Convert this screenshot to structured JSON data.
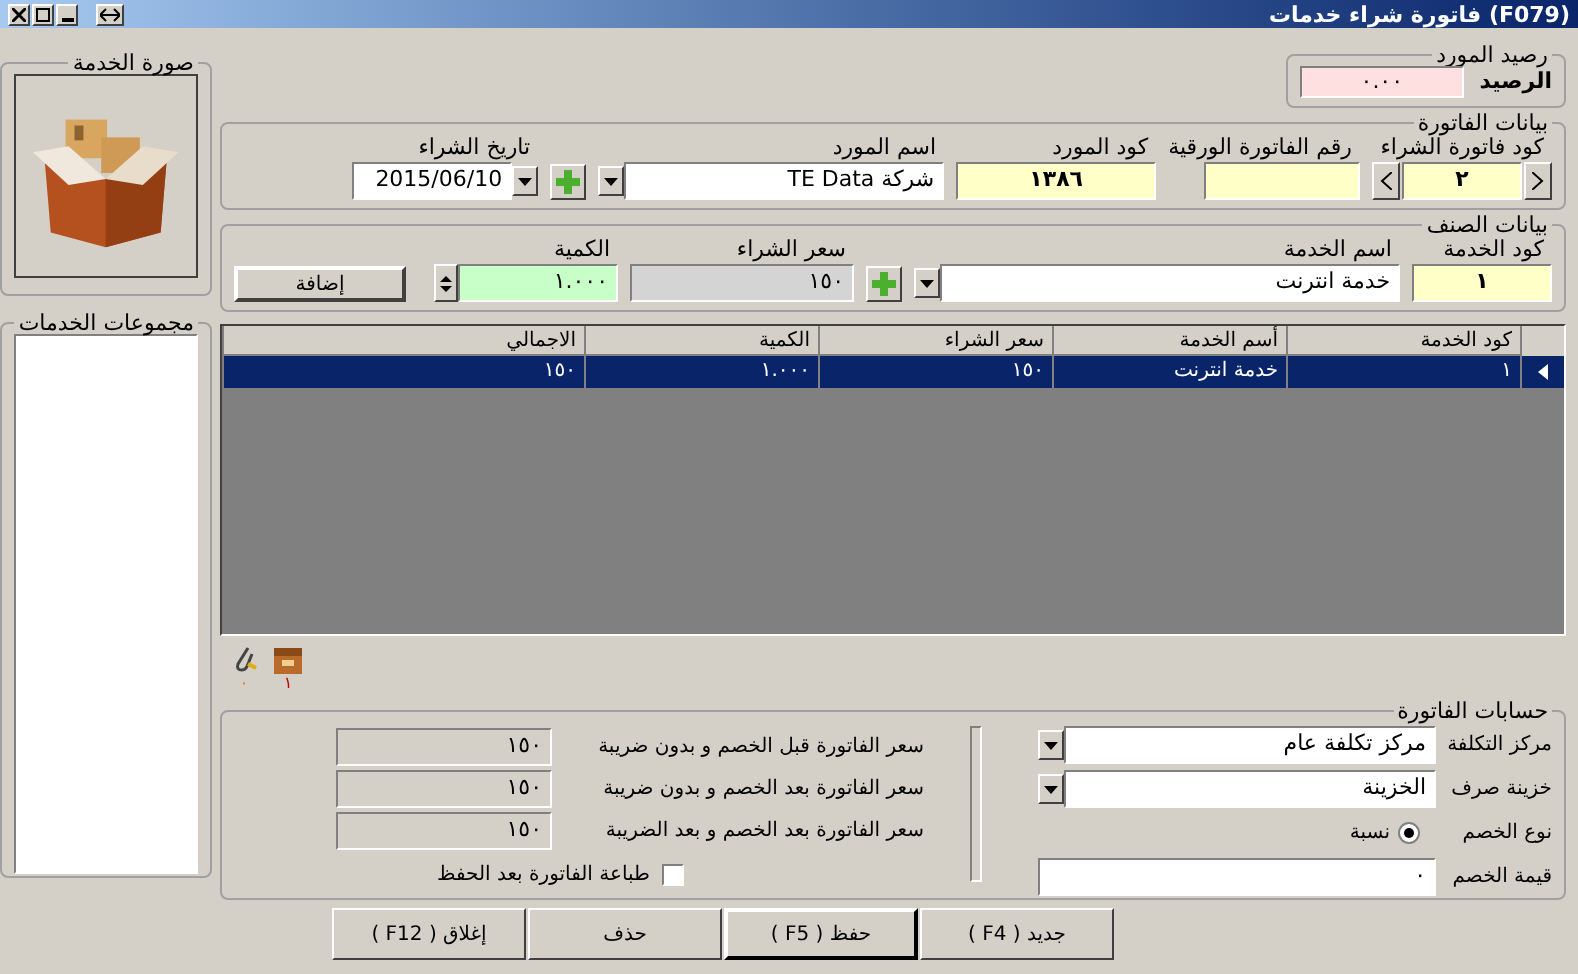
{
  "window": {
    "title": "(F079) فاتورة شراء خدمات"
  },
  "balance": {
    "group_title": "رصيد المورد",
    "label": "الرصيد",
    "value": "٠.٠٠"
  },
  "invoice": {
    "group_title": "بيانات الفاتورة",
    "purchase_code": {
      "label": "كود فاتورة الشراء",
      "value": "٢"
    },
    "paper_number": {
      "label": "رقم الفاتورة الورقية"
    },
    "supplier_code": {
      "label": "كود المورد",
      "value": "١٣٨٦"
    },
    "supplier_name": {
      "label": "اسم المورد",
      "value": "شركة TE Data"
    },
    "purchase_date": {
      "label": "تاريخ الشراء",
      "value": "2015/06/10"
    }
  },
  "item": {
    "group_title": "بيانات الصنف",
    "service_code": {
      "label": "كود الخدمة",
      "value": "١"
    },
    "service_name": {
      "label": "اسم الخدمة",
      "value": "خدمة انترنت"
    },
    "price": {
      "label": "سعر الشراء",
      "value": "١٥٠"
    },
    "quantity": {
      "label": "الكمية",
      "value": "١.٠٠٠"
    },
    "add_button": "إضافة"
  },
  "image_group": {
    "group_title": "صورة الخدمة"
  },
  "groups_list": {
    "group_title": "مجموعات الخدمات"
  },
  "table": {
    "columns": [
      "كود الخدمة",
      "أسم الخدمة",
      "سعر الشراء",
      "الكمية",
      "الاجمالي"
    ],
    "rows": [
      {
        "cells": [
          "١",
          "خدمة انترنت",
          "١٥٠",
          "١.٠٠٠",
          "١٥٠"
        ],
        "selected": true
      }
    ]
  },
  "attachments": [
    {
      "kind": "box",
      "count": "١"
    },
    {
      "kind": "pen",
      "count": "٠"
    }
  ],
  "accounts": {
    "group_title": "حسابات الفاتورة",
    "fields": [
      {
        "kind": "dropdown",
        "label": "مركز التكلفة",
        "value": "مركز تكلفة عام"
      },
      {
        "kind": "dropdown",
        "label": "خزينة صرف",
        "value": "الخزينة"
      },
      {
        "kind": "radio",
        "label": "نوع الخصم",
        "option": "نسبة",
        "selected": true
      },
      {
        "kind": "text",
        "label": "قيمة الخصم",
        "value": "٠"
      }
    ],
    "totals": [
      {
        "label": "سعر الفاتورة قبل الخصم و بدون ضريبة",
        "value": "١٥٠"
      },
      {
        "label": "سعر الفاتورة بعد الخصم و بدون ضريبة",
        "value": "١٥٠"
      },
      {
        "label": "سعر الفاتورة بعد الخصم و بعد الضريبة",
        "value": "١٥٠"
      }
    ],
    "print_after_save": {
      "label": "طباعة الفاتورة بعد الحفظ",
      "checked": false
    }
  },
  "buttons": [
    {
      "label": "جديد ( F4 )",
      "default": false
    },
    {
      "label": "حفظ ( F5 )",
      "default": true
    },
    {
      "label": "حذف",
      "default": false
    },
    {
      "label": "إغلاق ( F12 )",
      "default": false
    }
  ]
}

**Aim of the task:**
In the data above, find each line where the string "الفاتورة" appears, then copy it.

**Written answer:**
    "group_title": "بيانات الفاتورة",
      "label": "رقم الفاتورة الورقية"
    "group_title": "حسابات الفاتورة",
        "label": "سعر الفاتورة قبل الخصم و بدون ضريبة",
        "label": "سعر الفاتورة بعد الخصم و بدون ضريبة",
        "label": "سعر الفاتورة بعد الخصم و بعد الضريبة",
      "label": "طباعة الفاتورة بعد الحفظ",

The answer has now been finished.